Wildlife and Places to See in March!
Here you can find out about the wildlife you can seen in Wiltshire and Swindon at the moment. Visit this months featured site to see a wealth of wildlife, take a look at our identification guide to find out a group you are most likely to see, don’t forget to send us in your records!
Three To Spot
Brimstone - Gonepteryx rhamni Thought to have inspired the word 'butterfly' due to the butter-yellow colour of the males, the Brimstone is one of the first butterflies to appear on sunny days in March but since it is such a long-lived species butterflies may be seen throughout the year even though there is only one brood per year. The adults on the wing now hatched from pupae last August and hibernated through the winter. The wings of the female are very pale green, almost white, males have yellow-green underwings and yellow upperwings; both the male and the female Brimstones have an orange spot on each of their wings. Mainly found in scrubby grassland and woodland where the foodplants Buckthorn and Alder Buckthorn occur, the Brimstone ranges widely and can often be seen flying along roadside verges and hedgerows.
White Lipped Snail - Cepaea hortensis Snails start to emerge from hibernation this month, one of the most distinctive is the White Lipped Snail, identifiable by the pale rim around the shell aperture. Look out for the pale band around the opening to identify this species as the colour of the shell is highly variable from plain, pale yellow, to a pink, brown or red, with up to 5 variable spiral dark bands, which seems to correlate to the degree of camouflage on different habitats ranging from gardens and hedgerows to dense woodlands. Ranges in height from 10 to 18 mm and with a diameter of 14 to 22 mm. The body of the snail is usually greenish-grey becoming yellow towards the rear.
Woodcock - Scolopax rusticola The Woodcock is a portly wading bird with short legs, and a very long straight tapering bill, big eyes and red-brown plumage. For most the year, finding Woodcocks can be a difficult experience, well camouflaged in mottled brown and keeping perfectly still, they perfectly match their surroundings, a brief glimpse as it dashes away is often the only sighting. However, in spring the males begin their territorial displays making them much easier to spot. Their territorial 'roding' flights are best seen at dusk and consist of the males flying slowly, circling trees, croaking and whistling.
This Months Must See
Common Toads - Bufo bufo
All winter Common Toads have been hibernating under deep leaf litter, logs or in burrows, only occasionally will they hibernate in mud at the bottom of a pond. Now their urge to breed is irresistible. Emerging from hibernation Common Toads head for their ancient breeding grounds crossing fields and roads where many are killed as they cross roads to reach the ponds that they return to each year.
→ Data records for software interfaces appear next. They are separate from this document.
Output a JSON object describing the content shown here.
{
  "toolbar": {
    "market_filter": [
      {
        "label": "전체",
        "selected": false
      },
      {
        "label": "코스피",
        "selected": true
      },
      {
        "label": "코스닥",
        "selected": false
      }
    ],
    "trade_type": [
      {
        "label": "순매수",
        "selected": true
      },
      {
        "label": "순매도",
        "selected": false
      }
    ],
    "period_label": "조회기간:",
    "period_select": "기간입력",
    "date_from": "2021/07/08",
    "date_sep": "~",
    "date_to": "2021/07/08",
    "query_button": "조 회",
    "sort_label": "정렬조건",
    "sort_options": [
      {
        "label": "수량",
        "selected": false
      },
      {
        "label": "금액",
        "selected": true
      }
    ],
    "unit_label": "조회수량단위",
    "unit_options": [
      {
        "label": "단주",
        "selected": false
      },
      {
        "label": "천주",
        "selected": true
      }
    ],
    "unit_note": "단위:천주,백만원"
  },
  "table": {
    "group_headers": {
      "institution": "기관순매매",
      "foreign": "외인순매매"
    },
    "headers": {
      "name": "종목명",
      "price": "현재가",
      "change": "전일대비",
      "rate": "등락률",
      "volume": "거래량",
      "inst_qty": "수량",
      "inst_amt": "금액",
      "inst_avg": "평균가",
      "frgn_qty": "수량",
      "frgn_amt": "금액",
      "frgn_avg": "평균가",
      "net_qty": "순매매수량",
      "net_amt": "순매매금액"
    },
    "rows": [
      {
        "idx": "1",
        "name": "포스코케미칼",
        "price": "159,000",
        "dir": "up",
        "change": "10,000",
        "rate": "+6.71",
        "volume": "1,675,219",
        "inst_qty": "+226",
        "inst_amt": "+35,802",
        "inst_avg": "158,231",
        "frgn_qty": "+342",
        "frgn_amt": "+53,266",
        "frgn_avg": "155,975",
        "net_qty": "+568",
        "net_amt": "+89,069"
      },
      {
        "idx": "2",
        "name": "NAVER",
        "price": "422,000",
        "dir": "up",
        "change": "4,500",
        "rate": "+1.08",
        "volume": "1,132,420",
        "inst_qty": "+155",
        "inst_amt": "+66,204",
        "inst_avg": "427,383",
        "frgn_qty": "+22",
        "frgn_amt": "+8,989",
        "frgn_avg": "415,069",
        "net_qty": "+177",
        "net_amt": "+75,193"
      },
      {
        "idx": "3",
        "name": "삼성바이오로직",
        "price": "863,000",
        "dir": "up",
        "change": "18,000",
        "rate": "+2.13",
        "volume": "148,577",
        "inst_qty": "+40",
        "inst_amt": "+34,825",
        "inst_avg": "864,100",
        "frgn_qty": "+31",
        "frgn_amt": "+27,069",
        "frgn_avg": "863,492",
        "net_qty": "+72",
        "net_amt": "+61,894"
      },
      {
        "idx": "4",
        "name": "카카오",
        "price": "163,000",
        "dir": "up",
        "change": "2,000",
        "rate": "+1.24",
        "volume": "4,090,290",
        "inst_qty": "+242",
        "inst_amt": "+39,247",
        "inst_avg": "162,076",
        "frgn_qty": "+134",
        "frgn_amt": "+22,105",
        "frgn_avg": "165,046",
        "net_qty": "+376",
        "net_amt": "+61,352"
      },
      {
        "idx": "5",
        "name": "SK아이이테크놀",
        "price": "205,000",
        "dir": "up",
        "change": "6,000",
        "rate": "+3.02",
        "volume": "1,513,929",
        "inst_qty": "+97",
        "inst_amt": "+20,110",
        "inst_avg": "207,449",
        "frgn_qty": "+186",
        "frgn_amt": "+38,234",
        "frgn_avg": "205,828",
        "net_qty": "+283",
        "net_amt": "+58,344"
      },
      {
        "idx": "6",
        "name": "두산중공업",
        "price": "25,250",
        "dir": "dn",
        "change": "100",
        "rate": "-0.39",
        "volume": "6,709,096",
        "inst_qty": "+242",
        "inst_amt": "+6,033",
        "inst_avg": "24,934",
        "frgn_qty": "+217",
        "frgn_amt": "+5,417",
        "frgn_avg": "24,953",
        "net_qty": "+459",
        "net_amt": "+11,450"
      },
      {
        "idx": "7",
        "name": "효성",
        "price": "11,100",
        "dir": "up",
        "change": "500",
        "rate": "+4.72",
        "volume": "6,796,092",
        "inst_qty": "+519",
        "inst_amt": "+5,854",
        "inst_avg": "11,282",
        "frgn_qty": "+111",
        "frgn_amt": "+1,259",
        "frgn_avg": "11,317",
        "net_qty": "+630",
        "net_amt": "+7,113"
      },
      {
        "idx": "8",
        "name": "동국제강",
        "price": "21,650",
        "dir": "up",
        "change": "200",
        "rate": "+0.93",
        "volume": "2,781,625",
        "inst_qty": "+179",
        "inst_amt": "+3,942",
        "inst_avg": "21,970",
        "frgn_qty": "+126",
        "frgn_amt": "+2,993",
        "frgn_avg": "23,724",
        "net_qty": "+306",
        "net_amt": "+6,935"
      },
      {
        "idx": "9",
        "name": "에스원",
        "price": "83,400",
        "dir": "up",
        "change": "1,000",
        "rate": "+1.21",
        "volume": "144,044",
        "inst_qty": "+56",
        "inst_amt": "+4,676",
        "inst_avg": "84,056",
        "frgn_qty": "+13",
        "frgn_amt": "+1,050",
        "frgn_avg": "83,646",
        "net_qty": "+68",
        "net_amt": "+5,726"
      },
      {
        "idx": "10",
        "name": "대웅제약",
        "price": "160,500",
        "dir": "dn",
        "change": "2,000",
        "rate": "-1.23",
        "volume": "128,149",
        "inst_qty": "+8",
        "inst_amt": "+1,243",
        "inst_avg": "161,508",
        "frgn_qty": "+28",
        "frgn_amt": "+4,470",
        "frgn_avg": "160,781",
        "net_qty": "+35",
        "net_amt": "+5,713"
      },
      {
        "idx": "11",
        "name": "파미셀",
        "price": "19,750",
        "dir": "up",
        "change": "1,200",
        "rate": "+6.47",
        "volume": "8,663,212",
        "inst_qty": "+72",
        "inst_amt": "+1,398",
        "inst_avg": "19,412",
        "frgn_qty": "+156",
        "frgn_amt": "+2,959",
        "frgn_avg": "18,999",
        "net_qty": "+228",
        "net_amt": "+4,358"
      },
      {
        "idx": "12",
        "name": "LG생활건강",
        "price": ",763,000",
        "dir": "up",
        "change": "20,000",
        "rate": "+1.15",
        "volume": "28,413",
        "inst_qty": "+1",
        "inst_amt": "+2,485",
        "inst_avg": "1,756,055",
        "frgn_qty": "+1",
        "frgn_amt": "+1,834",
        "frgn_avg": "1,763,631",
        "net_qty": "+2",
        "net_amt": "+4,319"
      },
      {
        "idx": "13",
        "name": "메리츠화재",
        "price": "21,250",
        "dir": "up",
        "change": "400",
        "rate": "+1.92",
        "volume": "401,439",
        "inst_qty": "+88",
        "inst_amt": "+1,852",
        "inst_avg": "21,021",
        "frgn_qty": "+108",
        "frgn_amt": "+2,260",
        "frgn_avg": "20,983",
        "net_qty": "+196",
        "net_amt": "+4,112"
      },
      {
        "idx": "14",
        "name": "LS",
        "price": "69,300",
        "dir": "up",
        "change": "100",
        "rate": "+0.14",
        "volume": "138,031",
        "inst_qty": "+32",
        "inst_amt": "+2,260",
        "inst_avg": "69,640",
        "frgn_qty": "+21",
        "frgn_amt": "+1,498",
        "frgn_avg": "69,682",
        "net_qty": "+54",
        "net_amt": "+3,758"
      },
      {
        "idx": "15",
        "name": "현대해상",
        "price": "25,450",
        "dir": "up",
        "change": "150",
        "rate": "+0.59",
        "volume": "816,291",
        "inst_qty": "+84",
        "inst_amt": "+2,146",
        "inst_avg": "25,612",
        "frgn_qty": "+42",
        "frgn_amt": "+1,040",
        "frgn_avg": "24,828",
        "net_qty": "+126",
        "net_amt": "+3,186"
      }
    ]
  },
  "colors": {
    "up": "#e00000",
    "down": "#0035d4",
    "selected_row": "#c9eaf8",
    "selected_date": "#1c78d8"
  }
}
There is a lot of competition between the males for the females and ‘mating balls’ can often be seen as males try to take a female from another male, early evening is the best time to see this spectacle. When mating is successful eggs are laid in long double strings (unlike the frog clump of spawn) amongst vegetation. This is the only time of year that Common Toads are seen together, or near to water.
Early Flowering Plants
Could you look out for early flowering plants for us? Trees are coming into leaf sooner, and some spring flowers are increasingly being seen coming into bloom in November and December. By collecting valuable information on when you saw the first Blackthorn blossom or Hazel catkin we will be able to demonstrate how climate change is affecting our wildlife. Find out about the early flowering plants you may see this month with our ID guide
Explore Morgan's Hill Nature Reserve
Morgan’s Hill is one of the highest points in Wiltshire and boasts incredible views of the surrounding county. Walkers and wildlife watchers can enjoy a rewarding backdrop to their climb, and perhaps even catch a glimpse of the endangered Marsh Fritillary butterfly which feeds on the Devil’s-bit Scabious found here during late summer. Indeed, the reserve is a Site of Special Scientific Interest for its orchids, butterflies and for the general quality of its grassland. Visit this month to see clusters of Marsh Fritillary larvae basking in the sun. Find out more about Morgan's Hill in March.